Why would a change to the organic result algorithm impact PPC?
Let’s start with the simple answer: paid and organic results aim to achieve the same goal, to deliver the most relevant results to a user. Regardless of the mechanism that controls delivery of the results, the strategy behind “search” has remained unified. As long as this is true, changes to paid and organic algorithms will continue to impact one another.
On top of that, Google already rolled out the PPC equivalent of Hummingbird earlier this year with the introduction of Enhanced Campaigns. This was the largest update to the AdWords platform in more than 5 years, and was essentially Google’s attempt at rewriting the platform without a complete overhaul. Sound familiar?
Both updates push advertisers and web masters to think about search results and digital efforts differently. Long gone is a simply keyword matching system that is easily gamed. The new system is much more advanced, featuring the capability to decipher context and intent. Ultimately, Google does not want to be a search engine, they want to be an answer engine. Context and intent are crucial to success in this endeavor.

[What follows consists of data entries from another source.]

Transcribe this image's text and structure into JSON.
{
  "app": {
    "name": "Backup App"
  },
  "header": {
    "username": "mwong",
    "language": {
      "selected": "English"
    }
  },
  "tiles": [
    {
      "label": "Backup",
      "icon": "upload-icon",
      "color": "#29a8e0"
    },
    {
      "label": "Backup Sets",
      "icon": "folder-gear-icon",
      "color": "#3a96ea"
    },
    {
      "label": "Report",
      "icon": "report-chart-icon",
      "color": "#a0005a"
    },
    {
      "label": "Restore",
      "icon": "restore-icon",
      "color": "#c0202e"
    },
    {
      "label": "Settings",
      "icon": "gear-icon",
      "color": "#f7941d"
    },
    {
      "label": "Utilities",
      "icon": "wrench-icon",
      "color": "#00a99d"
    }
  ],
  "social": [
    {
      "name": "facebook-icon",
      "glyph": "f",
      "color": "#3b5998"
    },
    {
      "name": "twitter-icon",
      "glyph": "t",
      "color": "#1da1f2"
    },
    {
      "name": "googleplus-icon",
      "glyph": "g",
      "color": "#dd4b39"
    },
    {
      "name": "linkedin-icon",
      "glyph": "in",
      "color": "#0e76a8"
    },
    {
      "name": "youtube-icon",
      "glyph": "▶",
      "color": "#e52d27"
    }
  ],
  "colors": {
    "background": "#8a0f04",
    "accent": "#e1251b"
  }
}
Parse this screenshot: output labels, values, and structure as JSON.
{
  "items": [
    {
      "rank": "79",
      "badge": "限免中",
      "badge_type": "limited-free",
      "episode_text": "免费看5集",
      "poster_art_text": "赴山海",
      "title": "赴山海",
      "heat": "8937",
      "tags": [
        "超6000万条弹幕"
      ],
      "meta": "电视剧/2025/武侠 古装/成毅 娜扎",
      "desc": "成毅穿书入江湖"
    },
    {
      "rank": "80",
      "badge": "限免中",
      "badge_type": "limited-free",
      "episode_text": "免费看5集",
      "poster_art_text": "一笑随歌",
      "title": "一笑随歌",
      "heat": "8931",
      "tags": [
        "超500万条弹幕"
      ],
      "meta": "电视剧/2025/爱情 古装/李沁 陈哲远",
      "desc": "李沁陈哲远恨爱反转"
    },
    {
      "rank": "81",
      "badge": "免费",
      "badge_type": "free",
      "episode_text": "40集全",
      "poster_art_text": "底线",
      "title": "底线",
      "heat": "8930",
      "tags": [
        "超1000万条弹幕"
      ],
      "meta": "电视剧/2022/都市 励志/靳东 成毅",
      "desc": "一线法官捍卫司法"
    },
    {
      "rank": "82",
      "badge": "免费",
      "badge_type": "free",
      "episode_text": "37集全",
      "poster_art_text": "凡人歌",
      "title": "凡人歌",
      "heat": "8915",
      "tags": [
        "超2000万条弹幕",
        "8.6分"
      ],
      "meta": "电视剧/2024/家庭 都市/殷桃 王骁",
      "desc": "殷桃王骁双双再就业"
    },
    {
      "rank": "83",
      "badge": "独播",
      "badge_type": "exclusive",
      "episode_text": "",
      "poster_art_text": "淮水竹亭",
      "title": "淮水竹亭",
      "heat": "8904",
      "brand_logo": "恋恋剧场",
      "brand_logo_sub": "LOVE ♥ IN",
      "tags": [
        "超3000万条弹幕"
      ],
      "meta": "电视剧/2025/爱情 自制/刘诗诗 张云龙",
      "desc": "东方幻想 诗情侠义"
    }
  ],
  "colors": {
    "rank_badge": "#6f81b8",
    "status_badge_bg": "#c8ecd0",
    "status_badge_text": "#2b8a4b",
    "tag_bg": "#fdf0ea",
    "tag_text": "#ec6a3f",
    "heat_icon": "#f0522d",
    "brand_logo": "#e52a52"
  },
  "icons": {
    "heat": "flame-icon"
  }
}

How will this impact PPC?
How do we need to prepare for this change?
In the short term, the most important thing you need to do is be aware. Be aware that search is changing, whether it’s organic or paid. This will allow you to identify specific performance and engagement changes, analyze, and then adjust. In the long term, you’ll want to adjust your campaign structures, keywords, and ad copy to better align with the new semantic search style.